As soon as the lockdown was announced on Saturday night bookings dried up and were cancelled, says Hotel Council Aotearoa.
'''The obvious impact from lockdown revenue goes to zero during that period. And the tragedy of hotels is that we cannot stockpile yesterday's unsold hotel rooms - it's like throwing away a portion of your crop each and every single day,'' said the council's strategic director, James Doolan.
The push to get Kiwis to Auckland for the America's Cup is now in limbo with uncertainty over the start date to racing and a further blow to confidence to book travel ahead.
''A lot of business just comes off the books. And that happens immediately. When you have these periodic flash lockdowns it starts to change people's buying behaviours.''
The biggest source of domestic travel dollars - Auckland - was hitting the whole country. The current strict restrictions on domestic travel out of Auckland mean hotels in other centres are also suffering at a time when travellers without work or school commitments have been targeted by marketing campaigns to get them out of the city.
Dolan said hotels throughout the country were losing money fast.
Staff and property-related costs such as finance, insurance and fixed utility charges carried on.
Figures for last year showed hotel revenue plunged by more than 40 per cent as room occupancy was half of what it was the year before.
''We've got a lockdown and we don't know when the end date is so anyone for the next two or three weeks is probably cancelling their booking now.''
Key to the recovery of the sector was reopening of borders with a travel bubble with Australia the first, important step to sustain what he called a backbone part of the tourism sector.
Pre-Covid in the year to March 2019 international visitors stayed 17.3 million nights - 43 per cent. But they outspent locals, making up 57 per cent of spending on short term accommodation.
Stats NZ figures show arrivals from Australia and the Pacific to March 2020 totalled 1.6 million, about 46 per cent of all overseas visitors which he said showed what a ''game changer'' an Australian bubble would be.
Dolan said the hotel sector needed a clear line of sight as to when a two-way transtasman bubble could open. This country would face strong competition from others as borders reopened.
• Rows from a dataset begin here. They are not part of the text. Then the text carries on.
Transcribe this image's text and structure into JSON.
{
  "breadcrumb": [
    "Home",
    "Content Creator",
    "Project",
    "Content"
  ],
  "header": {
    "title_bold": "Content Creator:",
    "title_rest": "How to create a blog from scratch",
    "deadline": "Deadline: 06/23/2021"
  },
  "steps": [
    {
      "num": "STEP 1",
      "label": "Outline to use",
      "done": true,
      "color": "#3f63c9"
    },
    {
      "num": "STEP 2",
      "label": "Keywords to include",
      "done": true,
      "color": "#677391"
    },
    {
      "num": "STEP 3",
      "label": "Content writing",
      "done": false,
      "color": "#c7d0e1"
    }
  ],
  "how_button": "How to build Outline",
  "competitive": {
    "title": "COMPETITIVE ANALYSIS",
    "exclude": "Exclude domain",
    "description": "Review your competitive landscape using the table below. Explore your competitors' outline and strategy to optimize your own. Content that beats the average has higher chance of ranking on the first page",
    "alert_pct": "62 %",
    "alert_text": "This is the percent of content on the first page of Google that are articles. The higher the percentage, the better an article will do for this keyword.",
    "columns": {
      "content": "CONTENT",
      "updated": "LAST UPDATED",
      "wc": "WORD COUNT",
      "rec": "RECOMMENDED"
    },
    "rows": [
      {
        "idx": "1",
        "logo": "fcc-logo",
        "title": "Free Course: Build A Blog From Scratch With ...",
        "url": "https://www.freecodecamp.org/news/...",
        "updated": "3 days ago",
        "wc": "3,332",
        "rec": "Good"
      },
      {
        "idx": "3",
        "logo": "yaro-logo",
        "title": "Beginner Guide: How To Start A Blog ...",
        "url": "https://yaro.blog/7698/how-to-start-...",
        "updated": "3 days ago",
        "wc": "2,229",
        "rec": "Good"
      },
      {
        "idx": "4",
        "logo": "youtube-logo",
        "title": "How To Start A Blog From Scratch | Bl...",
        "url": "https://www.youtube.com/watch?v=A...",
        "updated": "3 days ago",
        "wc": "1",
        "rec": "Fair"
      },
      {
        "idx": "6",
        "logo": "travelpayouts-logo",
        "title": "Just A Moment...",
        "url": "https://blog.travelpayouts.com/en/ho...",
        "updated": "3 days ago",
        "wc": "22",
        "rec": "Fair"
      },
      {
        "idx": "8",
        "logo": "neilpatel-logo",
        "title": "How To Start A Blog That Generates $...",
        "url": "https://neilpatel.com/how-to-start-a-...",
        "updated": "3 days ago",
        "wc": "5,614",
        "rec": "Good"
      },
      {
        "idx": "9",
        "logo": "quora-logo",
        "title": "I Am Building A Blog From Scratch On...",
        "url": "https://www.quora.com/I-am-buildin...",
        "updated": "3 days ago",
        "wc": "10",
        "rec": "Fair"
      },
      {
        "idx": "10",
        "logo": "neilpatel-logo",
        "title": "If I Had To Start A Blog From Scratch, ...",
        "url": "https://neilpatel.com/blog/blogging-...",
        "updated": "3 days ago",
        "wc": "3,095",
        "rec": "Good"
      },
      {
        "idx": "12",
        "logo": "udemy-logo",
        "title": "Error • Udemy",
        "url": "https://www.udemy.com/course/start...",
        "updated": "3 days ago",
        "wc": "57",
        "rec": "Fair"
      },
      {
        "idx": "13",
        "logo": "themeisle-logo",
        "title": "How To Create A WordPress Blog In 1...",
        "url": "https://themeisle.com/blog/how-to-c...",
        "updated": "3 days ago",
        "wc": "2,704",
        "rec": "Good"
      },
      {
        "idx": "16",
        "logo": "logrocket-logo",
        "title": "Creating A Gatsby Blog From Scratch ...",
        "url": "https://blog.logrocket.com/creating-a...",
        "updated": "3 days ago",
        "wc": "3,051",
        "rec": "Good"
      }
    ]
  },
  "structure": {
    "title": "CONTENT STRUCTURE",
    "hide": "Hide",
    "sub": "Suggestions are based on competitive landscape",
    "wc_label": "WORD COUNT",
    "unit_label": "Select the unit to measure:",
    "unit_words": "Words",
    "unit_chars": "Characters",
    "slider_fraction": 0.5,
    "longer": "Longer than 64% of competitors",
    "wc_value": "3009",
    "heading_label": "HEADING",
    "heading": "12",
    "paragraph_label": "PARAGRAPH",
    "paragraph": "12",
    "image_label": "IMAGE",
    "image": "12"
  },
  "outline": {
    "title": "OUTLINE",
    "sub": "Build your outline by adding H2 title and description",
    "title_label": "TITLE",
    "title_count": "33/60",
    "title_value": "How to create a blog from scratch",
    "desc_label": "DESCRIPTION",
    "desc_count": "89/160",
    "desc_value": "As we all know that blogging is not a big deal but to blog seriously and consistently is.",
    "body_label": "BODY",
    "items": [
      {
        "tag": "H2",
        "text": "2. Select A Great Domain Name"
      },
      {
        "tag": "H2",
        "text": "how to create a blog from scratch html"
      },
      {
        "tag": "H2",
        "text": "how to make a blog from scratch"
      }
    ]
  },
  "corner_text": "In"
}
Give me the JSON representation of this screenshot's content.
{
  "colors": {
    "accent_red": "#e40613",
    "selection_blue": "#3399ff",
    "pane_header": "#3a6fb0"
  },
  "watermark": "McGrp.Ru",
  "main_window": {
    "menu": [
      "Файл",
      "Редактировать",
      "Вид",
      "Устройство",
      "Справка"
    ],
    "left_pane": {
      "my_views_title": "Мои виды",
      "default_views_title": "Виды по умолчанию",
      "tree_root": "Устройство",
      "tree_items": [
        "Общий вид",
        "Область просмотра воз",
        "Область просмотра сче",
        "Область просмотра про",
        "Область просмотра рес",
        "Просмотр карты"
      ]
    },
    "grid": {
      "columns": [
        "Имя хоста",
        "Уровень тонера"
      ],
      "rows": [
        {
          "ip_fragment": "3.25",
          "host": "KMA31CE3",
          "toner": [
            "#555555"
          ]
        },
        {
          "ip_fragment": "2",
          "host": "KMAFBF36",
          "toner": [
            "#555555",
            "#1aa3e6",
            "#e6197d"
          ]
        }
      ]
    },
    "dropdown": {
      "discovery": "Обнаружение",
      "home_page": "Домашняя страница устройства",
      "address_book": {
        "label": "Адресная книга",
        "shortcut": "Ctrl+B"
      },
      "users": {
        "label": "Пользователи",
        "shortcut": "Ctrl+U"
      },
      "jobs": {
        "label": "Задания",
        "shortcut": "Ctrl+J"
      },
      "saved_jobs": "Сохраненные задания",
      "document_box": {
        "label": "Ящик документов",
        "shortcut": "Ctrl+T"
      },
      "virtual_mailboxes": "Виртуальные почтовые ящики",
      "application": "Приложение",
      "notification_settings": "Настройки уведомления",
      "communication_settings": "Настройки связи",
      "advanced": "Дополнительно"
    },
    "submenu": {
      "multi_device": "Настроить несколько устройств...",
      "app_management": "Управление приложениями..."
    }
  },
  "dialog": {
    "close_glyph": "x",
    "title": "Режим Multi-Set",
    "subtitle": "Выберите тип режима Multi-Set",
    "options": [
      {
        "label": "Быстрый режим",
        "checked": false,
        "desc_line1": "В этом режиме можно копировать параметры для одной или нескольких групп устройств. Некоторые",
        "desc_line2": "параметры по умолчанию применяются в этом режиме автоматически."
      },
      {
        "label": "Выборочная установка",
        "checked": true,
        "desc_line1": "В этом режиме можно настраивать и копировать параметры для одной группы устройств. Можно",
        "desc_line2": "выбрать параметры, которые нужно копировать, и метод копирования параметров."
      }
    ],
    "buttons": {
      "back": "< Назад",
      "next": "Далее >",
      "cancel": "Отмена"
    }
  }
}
Tourist destinations around the world were assessed and compared on the
relative strengths of their tourism backbone, including what airlines were like, how safe it is to get around and how good are the hotels.
''New Zealand is blessed with fantastic scenery and natural resources. However,
without the right kind of tourist backbone, we cannot leverage those natural advantages to attract high-value international tourists.''
Dolan said the pivot to domestic was never a long-term solution.
''Hotel product is geared towards the needs and tastes of international guests. New Zealand has a material excess in accommodation supply if international guests are prohibited from coming here.''
A sudden excess of supply leads to decreases in price, which compounded the problem. This would be exacerbated when managed isolation and quarantine (MIQ) hotels were available again for normal use.
Just on 10 per cent of the 330 hotels with 30 rooms or more were part of the MIQ programme.
In a wish list for the Government he said his council wanted:
• Recognition that hotels, while privately owned, are key tourist infrastructure alongside Air New Zealand, airports and domestic transport infrastructure – international guests judge a country by the quality of these "tourism backbone" assets, not by whether or not campervans have toilets. Hotels (like Air New Zealand) market internationally and will be critical to attracting people back to New Zealand as normal travel conditions return.
• To understand the timelines/preconditions for opening of an Australian bubble initially, and other countries after that.
• Hotel sector-specific support to help save jobs until borders reopen.
• Ten-year loans at low interest to allow hotels to cover ongoing fixed costs, or to facilitate hibernation, until borders reopen.
• Local and central Government to recognise that now is not the time for new, hotel-specific taxes and rates.